The sitting of Bulgaria’s Parliament scheduled for November 2 was called off because not enough MPs registered as present to provide the quorum required for proceedings to begin.
By the rules of procedure, at least 121 of the 240 MPs must register as present for there to be a quorum. November 2 saw three attempts, stretching over more than half an hour. At the first attempt, 110 registered as present, at the second, 114 and at the third, 115.
The opposition Bulgarian Socialist Party said earlier this week that its MPs would refuse to register as present until Deputy Prime Minister Valeri Simeonov resigns.
Simeonov, a co-leader of the United Patriots, the minority partner in government, has been the subject of calls for his resignation over controversial comments he made about protesting mothers of children with disabilities.
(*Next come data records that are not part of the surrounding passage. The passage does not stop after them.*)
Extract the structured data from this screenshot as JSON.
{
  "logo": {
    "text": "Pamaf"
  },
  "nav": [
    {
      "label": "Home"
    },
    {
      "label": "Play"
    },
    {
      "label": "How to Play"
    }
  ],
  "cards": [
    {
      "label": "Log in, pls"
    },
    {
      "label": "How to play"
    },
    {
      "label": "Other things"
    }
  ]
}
He called the mothers “shrill women” and their children “supposedly ill” and accused the mothers of having political and commercial aims.
Under pressure from coalition partners, Simeonov eventually apologised, but the protests demanding his resignation continue. He was the subject of fresh calls for his resignation this week over the State Agency for Bulgarians Abroad case, calls which he also rejected.
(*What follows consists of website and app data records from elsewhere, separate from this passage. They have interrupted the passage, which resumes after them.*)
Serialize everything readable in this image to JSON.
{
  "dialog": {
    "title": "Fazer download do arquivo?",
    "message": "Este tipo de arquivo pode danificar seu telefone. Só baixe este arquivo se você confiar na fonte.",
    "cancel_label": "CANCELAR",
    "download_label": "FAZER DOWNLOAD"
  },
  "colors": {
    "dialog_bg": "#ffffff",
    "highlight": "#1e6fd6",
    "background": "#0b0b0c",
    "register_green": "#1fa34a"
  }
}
The Movement for Rights and Freedoms, the current Parliament’s fourth-largest party, said that it was up to the ruling majority to provide a quorum. It recalled the situation four years ago, when the MRF was part of the ill-fated “Oresharski” administration, and Boiko Borissov’s GERB party – now in government, then in opposition – frequently denied the legislature of the time a quorum.